The B.C. government has released an economic and fiscal update for 2020-21 to provide a summary of COVID-19 investments to date, as well as a scenario of revenue and deficit projections.
With the pandemic response for British Columbians and a significant revenue decline due to the pandemic, the Province’s total operating deficit for 2020-21 could be $12.5 billion, based on projections developed by the Ministry of Finance.
In the snapshot presented, B.C.’s real gross domestic product (GDP) could decline by 6.8% in 2020, and as the recovery begins, the economy could grow by 3.1 percent in 2021.
“Job losses in the province have been significant, with 235,100 fewer jobs in June compared to February. Job losses are not expected to be fully recovered this year.

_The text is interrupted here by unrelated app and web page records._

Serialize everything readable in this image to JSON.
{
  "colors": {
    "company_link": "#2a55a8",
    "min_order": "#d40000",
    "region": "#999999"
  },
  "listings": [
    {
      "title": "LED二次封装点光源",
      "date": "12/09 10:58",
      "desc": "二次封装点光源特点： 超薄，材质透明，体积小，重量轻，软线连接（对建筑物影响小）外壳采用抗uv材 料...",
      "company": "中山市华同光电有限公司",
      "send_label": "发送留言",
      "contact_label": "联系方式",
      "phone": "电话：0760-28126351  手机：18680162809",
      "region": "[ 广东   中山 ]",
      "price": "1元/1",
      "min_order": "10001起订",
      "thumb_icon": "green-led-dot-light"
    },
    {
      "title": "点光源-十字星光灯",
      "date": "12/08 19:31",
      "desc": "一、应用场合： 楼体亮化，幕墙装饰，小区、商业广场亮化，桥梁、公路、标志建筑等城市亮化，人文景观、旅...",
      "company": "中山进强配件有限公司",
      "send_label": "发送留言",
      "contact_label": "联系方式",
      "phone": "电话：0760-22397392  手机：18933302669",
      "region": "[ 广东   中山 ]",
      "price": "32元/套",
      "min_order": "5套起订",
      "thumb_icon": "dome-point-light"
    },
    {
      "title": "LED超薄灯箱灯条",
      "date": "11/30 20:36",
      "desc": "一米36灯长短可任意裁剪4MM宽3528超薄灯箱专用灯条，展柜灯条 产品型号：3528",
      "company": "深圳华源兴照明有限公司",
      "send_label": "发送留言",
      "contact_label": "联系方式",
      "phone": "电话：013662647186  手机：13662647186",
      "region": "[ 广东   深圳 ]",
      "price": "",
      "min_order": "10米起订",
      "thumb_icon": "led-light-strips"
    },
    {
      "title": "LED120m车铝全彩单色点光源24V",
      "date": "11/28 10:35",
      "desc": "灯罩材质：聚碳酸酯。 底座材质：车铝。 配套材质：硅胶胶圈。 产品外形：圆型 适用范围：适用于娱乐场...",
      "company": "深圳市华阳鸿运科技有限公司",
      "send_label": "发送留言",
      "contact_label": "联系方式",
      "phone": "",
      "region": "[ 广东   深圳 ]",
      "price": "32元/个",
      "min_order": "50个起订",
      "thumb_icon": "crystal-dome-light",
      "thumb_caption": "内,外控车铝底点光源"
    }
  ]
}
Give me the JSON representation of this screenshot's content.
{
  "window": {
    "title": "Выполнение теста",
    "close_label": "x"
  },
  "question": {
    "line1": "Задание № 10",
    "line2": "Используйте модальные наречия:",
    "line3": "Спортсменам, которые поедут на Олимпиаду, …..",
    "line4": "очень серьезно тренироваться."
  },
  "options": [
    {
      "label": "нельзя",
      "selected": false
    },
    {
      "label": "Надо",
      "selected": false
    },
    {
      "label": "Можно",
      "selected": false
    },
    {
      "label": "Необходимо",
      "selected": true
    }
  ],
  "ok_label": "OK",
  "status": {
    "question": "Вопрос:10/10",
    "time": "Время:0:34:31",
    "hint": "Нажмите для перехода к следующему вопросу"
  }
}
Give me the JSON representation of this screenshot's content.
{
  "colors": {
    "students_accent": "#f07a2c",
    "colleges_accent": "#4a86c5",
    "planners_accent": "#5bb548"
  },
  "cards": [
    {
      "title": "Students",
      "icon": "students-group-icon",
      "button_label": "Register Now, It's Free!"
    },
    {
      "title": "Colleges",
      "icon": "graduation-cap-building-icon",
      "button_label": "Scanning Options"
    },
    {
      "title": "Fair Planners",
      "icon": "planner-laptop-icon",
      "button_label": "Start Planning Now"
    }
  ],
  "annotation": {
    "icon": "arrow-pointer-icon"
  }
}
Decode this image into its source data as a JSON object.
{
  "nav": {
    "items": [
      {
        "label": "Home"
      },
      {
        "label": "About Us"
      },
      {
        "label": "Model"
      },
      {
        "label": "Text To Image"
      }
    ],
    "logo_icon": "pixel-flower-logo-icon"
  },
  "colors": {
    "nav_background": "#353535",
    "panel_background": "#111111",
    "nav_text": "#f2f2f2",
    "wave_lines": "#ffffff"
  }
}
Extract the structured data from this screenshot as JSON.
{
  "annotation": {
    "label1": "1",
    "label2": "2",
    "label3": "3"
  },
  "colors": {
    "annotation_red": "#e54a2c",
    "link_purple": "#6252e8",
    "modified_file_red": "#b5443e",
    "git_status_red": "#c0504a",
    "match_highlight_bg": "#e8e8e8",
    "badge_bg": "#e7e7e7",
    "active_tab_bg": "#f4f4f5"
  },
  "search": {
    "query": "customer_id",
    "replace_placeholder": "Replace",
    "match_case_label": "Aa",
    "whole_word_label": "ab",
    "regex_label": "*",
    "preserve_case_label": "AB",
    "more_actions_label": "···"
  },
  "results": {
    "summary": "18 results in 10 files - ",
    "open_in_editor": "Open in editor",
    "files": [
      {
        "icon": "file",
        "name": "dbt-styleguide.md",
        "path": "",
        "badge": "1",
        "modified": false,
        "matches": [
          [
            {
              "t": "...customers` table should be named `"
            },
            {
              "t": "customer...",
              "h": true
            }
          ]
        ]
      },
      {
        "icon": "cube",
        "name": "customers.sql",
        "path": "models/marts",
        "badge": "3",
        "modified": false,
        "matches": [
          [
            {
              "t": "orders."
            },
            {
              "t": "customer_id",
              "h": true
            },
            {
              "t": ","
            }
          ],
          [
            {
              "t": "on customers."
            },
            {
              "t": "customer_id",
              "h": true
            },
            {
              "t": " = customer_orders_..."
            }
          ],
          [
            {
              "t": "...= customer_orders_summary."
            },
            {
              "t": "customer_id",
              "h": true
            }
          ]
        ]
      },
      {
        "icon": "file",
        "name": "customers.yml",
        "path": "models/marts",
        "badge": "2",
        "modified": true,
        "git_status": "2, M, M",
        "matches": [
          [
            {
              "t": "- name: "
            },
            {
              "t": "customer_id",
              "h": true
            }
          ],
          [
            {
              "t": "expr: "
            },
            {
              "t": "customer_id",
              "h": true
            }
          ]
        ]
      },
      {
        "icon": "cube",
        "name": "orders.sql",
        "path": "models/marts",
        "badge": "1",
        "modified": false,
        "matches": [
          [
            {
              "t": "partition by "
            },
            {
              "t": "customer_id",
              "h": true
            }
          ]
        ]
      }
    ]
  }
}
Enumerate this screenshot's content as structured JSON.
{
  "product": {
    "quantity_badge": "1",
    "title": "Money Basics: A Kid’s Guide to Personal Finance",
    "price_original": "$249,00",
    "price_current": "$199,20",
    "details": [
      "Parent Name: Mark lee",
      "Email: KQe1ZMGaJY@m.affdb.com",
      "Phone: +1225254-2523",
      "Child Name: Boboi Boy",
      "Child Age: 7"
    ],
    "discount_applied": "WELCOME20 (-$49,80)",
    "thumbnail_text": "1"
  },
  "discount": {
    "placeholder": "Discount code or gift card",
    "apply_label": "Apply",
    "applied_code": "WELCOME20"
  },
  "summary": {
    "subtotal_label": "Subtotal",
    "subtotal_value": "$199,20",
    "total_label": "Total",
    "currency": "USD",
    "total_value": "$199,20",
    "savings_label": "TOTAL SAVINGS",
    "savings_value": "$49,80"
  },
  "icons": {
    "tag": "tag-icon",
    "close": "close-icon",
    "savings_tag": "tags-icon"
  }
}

Employment in the province could decline by 9.8 percent in 2020. As businesses resume and people go back to work, employment could increase by 4.4 percent in 2021, representing an annual gain of 102,000 jobs,” said BC Finance Minister Carole James.
Retail sales also may decline by 15.9 percent this year, she adds, but it is projected to rise by 8.6 percent next year.
The value of residential sales may decline by 27.6% in 2020, followed by a possible growth of 9.3% in 2021.
* Total changes since Budget 2020 in February amount to $12.751 billion.
* Government’s support for people and businesses is estimated at $6.262 billion in 2020-21. This includes:
* $5.0 billion in Supplementary Estimates spending;
* $762 million in other business relief and tax measures; and
* $500 million for the one-time increase to the climate action tax credit.
* Overall revenue for 2020-21 is estimated to decrease by $6.313 billion under the scenario.
* Additional debt servicing costs are estimated at $176 million.
* Budget 2020 forecasted an operating surplus of $227 million, which based on the scenario would result in an estimated operating deficit of $12.5 billion for 2020-21.
* Budget 2020 included $22.9 billion in taxpayer-supported capital spending over the fiscal plan and included new investments to sustain and expand provincial infrastructure, including schools, post-secondary facilities, housing, transit, roads, bridges, and hospitals.
* taxpayer-supported debt levels may reach $61.9 billion at the end of 2020-21. In Budget 2020, the projection was $49.2 billion.
* The taxpayer-supported debt-to-GDP ratio may increase to 22% in 2020-21, up from the Budget 2020 forecast of 15.5%.
* Despite the need for increased borrowing and higher debt levels, B.C. will benefit from low-interest rates.
On average, private-sector forecasters expect B.C.’s real GDP to decline by 5.4% in 2020, which is better than the decline of 6.6% on average across Canada, and ranks B.C. fourth among provinces.
As part of the COVID-19 Action Plan, $1.5 billion has been earmarked for economic recovery measures to be announced in September.
The BC Government has spent $6.26 billion in COVID-19 supports to date.
That includes the $5 billion in supplementary spending for B.C.’s COVID-19 Action Plan supports, such as workers benefits, rent supplements, income and disability assistance supports and economic recovery funding.
These are in addition to $1.26 billion in other tax and relief measures for people and businesses, including the one-time increase to the climate action tax credit and property tax reductions for businesses.